A new definition of health should be adopted by medical experts if they are to deal successfully with the ethics of genetic screening, a Manchester conference was told last week.
If health is defined as "absence of disease" many people will gather tags of "unhealthiness" as they accumulate information about their genes, the conference, "Ethics of Genetic Screening", was told.
Instead, a new definition should be more positive, centred on a person's ability to achieve what they want to in life given the circumstances they find themselves in, said Ingmar Porn, professor of Philosophy at Helsinki University.
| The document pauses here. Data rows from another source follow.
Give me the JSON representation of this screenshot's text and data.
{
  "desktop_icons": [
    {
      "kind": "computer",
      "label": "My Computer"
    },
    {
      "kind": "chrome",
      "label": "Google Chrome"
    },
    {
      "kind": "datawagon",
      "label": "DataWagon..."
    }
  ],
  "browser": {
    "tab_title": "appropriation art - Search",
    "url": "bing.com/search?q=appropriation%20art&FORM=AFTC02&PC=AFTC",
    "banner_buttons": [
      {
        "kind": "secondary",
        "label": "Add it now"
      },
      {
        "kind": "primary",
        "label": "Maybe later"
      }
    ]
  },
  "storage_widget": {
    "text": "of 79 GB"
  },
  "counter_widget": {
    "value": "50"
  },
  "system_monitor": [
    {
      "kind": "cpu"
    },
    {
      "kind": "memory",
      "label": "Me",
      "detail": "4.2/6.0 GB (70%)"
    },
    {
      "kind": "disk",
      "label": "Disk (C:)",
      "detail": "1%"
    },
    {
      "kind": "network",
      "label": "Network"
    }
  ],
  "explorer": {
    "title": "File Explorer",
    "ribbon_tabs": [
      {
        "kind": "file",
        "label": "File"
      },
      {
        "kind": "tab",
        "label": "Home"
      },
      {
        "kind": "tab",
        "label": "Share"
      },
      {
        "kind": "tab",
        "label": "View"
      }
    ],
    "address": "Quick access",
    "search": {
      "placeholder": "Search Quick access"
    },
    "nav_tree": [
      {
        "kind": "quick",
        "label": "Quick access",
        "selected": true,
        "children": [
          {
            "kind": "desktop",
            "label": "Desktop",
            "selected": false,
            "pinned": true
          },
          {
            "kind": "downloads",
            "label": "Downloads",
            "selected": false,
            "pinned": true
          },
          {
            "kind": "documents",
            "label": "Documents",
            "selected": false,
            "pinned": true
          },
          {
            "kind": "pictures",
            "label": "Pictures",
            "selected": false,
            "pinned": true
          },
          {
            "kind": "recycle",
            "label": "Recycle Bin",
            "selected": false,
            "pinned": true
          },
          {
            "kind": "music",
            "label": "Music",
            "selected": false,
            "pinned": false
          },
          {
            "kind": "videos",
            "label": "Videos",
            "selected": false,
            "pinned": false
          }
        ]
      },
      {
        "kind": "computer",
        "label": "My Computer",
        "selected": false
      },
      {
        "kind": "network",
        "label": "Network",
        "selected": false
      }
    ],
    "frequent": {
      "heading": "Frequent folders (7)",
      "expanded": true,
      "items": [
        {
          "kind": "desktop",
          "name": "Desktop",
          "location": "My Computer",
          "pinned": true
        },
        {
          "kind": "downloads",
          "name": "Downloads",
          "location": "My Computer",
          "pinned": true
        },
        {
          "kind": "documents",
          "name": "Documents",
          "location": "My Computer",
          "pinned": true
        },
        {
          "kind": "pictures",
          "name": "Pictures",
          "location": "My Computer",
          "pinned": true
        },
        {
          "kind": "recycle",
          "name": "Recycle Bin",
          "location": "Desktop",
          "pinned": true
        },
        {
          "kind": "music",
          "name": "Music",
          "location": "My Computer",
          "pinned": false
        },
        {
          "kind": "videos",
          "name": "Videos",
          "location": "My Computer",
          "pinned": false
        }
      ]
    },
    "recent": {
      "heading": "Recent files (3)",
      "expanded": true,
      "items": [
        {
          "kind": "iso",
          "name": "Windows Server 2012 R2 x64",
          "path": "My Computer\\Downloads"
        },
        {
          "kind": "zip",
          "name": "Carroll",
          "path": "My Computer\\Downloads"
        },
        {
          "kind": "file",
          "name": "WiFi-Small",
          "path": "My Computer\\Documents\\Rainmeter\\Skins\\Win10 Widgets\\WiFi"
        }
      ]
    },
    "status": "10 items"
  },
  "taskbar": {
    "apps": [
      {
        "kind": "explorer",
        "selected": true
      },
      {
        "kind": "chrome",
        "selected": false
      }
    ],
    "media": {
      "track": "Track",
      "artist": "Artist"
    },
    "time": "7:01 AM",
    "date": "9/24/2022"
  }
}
Professor Porn was speaking at a meeting of academics involved in Euroscreen, a project to monitor the development of genetic screening across Europe and make recommendations on ethical issues. The project is co-ordinated by Ruth Chadwick, professor of moral philosophy at the University of Central Lancashire.
Professor Porn said: "The strongly negative conception of absence of disease is too widely held by medical experts.
"By using statistical methods it is said that you can determine a normal range of genetic variation and anyone who falls outside that is diseased. But no one has proved to my satisfaction that a normal range can in fact be discovered -- there is nothing but variation. People get defined as carriers of genetic diseases when in fact they are quite normal."
Professor Porn said that the more positive concept of "adaptedness" means that if a person discovers they carry a gene for a disease, they would not consider themselves to be unhealthy if they "still have an adequate repertoire to carry out their plans". I am confident that this concept will spread," he said.
The difficulties of measuring the success of a genetic screening programme were also described. If a decrease in the incidence of a disorder was measured then parents who knowingly had an abnormal child would count as failures, said Darren Shickle of the University of Wales.
The meeting also heard about testing children for major genetic diseases, historical precedents in screening, and the approaches of different European countries to tackling the ethical issues. The project runs for two more years.